By Sgt. Kerensa Hardy
First published in
SFOR Informer#107, February 21, 2001

A group of under privileged local youths were treated to a day filled with fun, games and food by members of the British Army Air Corps.
The United Kingdom Lynx Detachment partnered with the Holy Ground Mission in Ilijas to bring 14 boys for a half-day visit to Camp Butmir. The boys ranged in age from about 6 to 16.
Sgt. Maj. Steve Gerhold, detachment sergeant major, said he heard through his NSE about the Holy Ground Mission in Ilijas, about 10 miles outside Sarajevo. He was told about boys who live near the facility. Although the young men do not live at the mission, they depend on Holy Ground for clothing, shoes and food.
"We though it'd be a good idea if we brought them out here," he said. "It was just a day out for them. They are from a pretty deprived area and we wanted to give them a look at what we do."
They were picked up from the mission and arrived at the British Army Air Corps hangar at the Sarajevo airport around 9 a.m. There, they got a chance to sit in a British aircraft, a Lynx Mark 9. The boys had their pictures taken and were each given an honorary pilot-for-a-day certificate.
While at the hangar, the boys played each other and soldiers in games of pool and Ping-Pong.
After the stay at the hangar, volleyball and basketball awaited the group at the fitness center on Camp Butmir. The boys worked up a healthy appetite and ended their visit by feasting on a huge lunch at the dining facility.
All of the boys, from the youngest to the oldest, seemed to enjoy themselves and said they didn't want the day to end. But, as the saying goes, all good things must come to an end. The boys returned to Ilijas after lunch so they could attend school.
"The boys are full (of joy), and I am full for them," said Samuel Mitchell, a missionary at Holy Ground Mission. "The mission provides a communal spot for them," he said. "It's warm, it's comfortable.
"They have such restricted lives, we're just happy to see them off the street."
Gerhold said he was happy to be able to do this for the boys. He also thanked all of those who made the event possible: the American, British and Norwegian exchanges, the Morale and Welfare Activity (MWA) and the dining facility staff and manager, Glenn Meekings. He also thanked Sgt. Ian Fielding who made all the preparations for the visit, but was unable to attend. Sgt. Pete Law, who recently departed, stepped in to pick up where Fielding left off.
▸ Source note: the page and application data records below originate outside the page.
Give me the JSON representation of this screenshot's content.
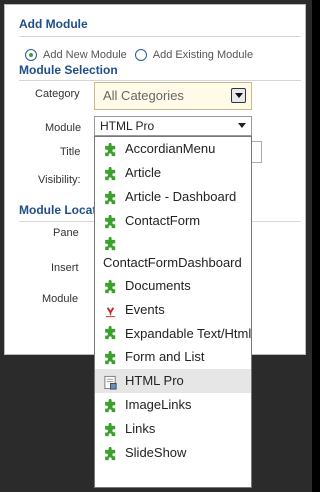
{
  "panel": {
    "title": "Add Module",
    "radio_new": "Add New Module",
    "radio_existing": "Add Existing Module",
    "section_selection": "Module Selection",
    "section_location": "Module Locat"
  },
  "form": {
    "category_label": "Category",
    "category_value": "All Categories",
    "module_label": "Module",
    "module_value": "HTML Pro",
    "title_label": "Title",
    "visibility_label": "Visibility:",
    "pane_label": "Pane",
    "insert_label": "Insert",
    "module2_label": "Module"
  },
  "dropdown": {
    "items": [
      {
        "label": "AccordianMenu",
        "icon": "puzzle-icon"
      },
      {
        "label": "Article",
        "icon": "puzzle-icon"
      },
      {
        "label": "Article - Dashboard",
        "icon": "puzzle-icon"
      },
      {
        "label": "ContactForm",
        "icon": "puzzle-icon"
      },
      {
        "label": "ContactFormDashboard",
        "icon": "puzzle-icon"
      },
      {
        "label": "Documents",
        "icon": "puzzle-icon"
      },
      {
        "label": "Events",
        "icon": "events-icon"
      },
      {
        "label": "Expandable Text/Html",
        "icon": "puzzle-icon"
      },
      {
        "label": "Form and List",
        "icon": "puzzle-icon"
      },
      {
        "label": "HTML Pro",
        "icon": "html-pro-icon"
      },
      {
        "label": "ImageLinks",
        "icon": "puzzle-icon"
      },
      {
        "label": "Links",
        "icon": "puzzle-icon"
      },
      {
        "label": "SlideShow",
        "icon": "puzzle-icon"
      }
    ],
    "selected_index": 9
  },
  "colors": {
    "heading": "#1f4e8a",
    "puzzle": "#3aa22a",
    "selected_bg": "#e6e6e6",
    "category_bg": "#fffbe8"
  }
}
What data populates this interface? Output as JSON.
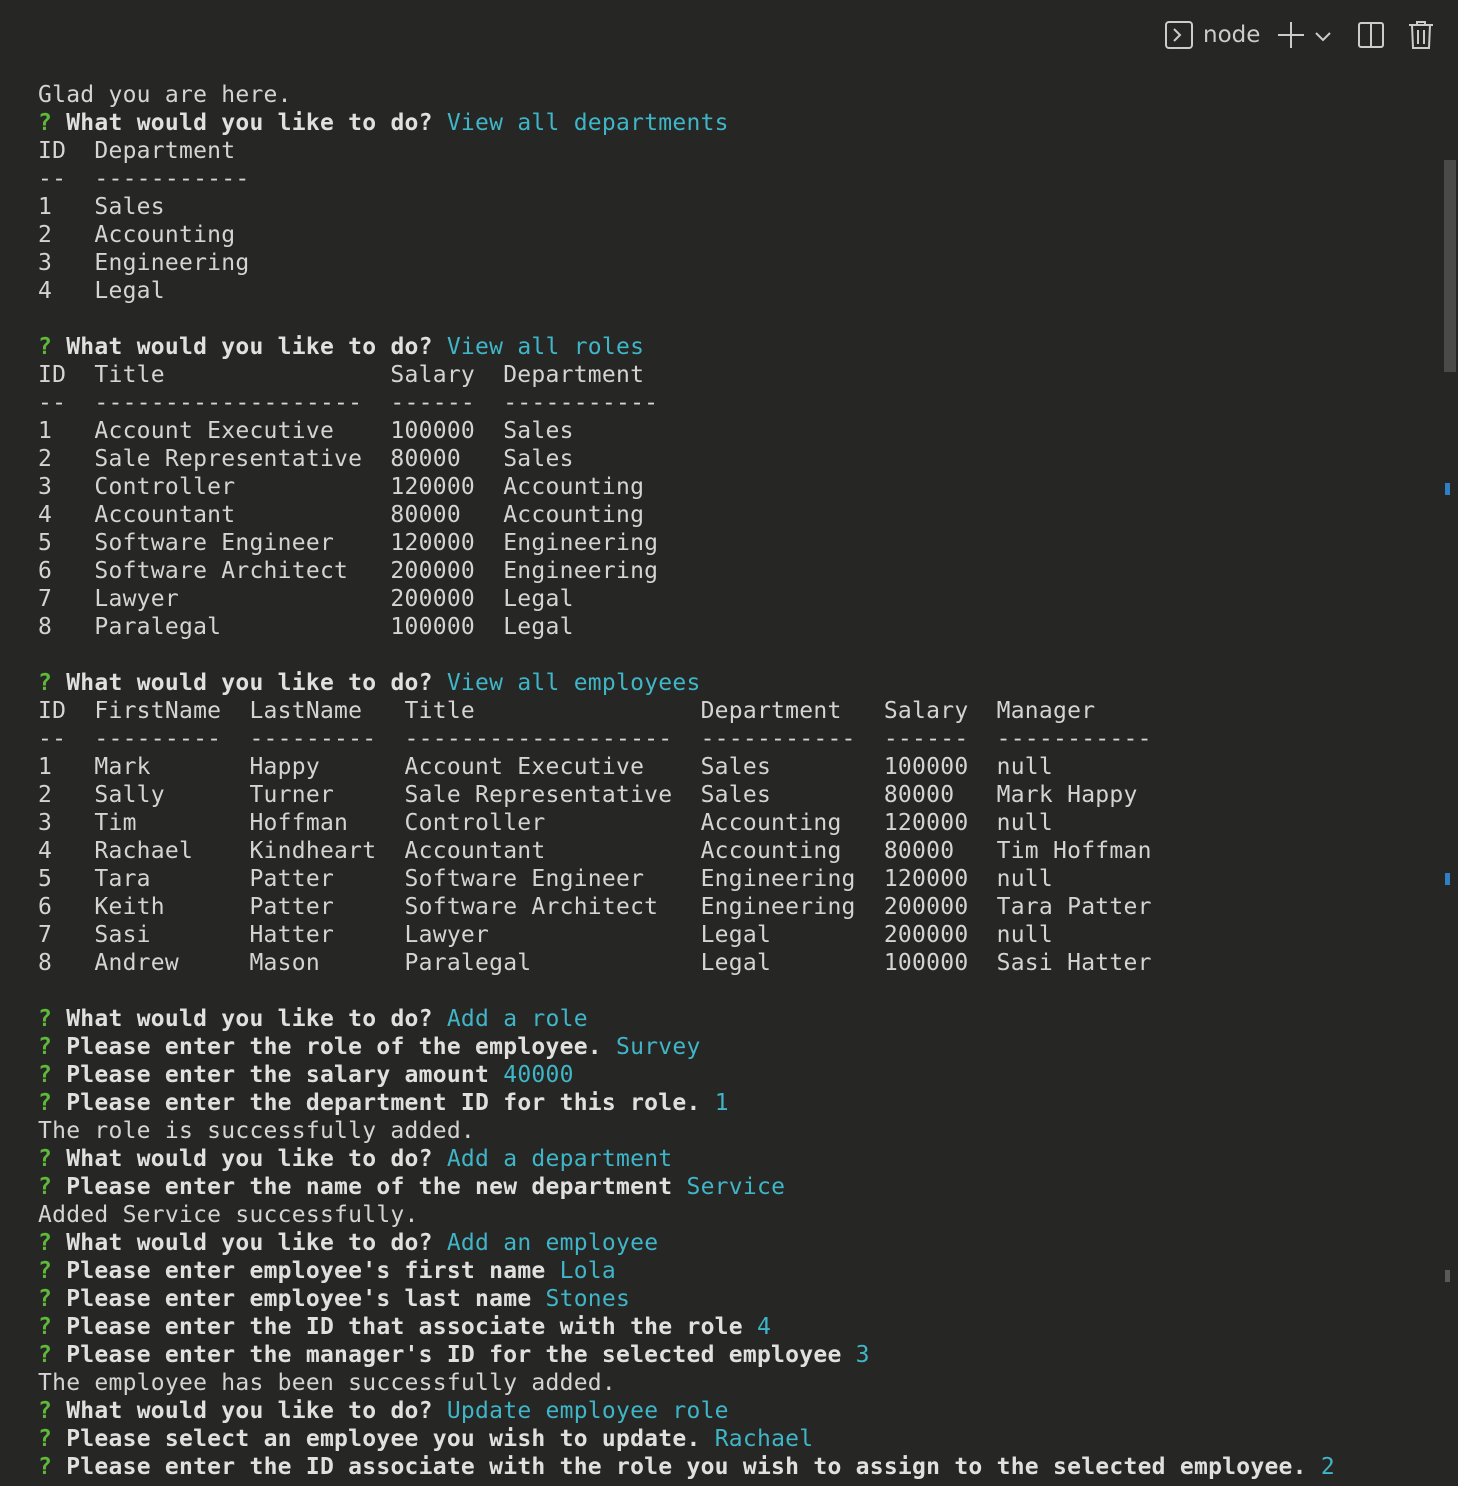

The Holy Ground Mission was founded in 1996 and was initially run out of a partially destroyed building. The facility has since been rebuilt and has a staff of nine and a nurse. It now houses 10 elderly residents in its hospice and is home to two slightly emotionally handicapped young women and a mother of twins.
Approximately 2,000 families depend on the mission for humanitarian aid, said Sanela Milosevic, director. It provides meals for needy families in the area five days a week. The needy are given ration cards and can come to the mission once a month to get food items as they are available. The mission also offers English classes for local children from 2 to 5 p.m. daily.
Lately, there hasn't been much in stock to provide for the needy families. Only those with emergency needs have been able to receive help. And even then, it's a few cans of food - not enough for any substantial amount of time.

Related link:
Nations of SFOR: UK
Humanitarian Aid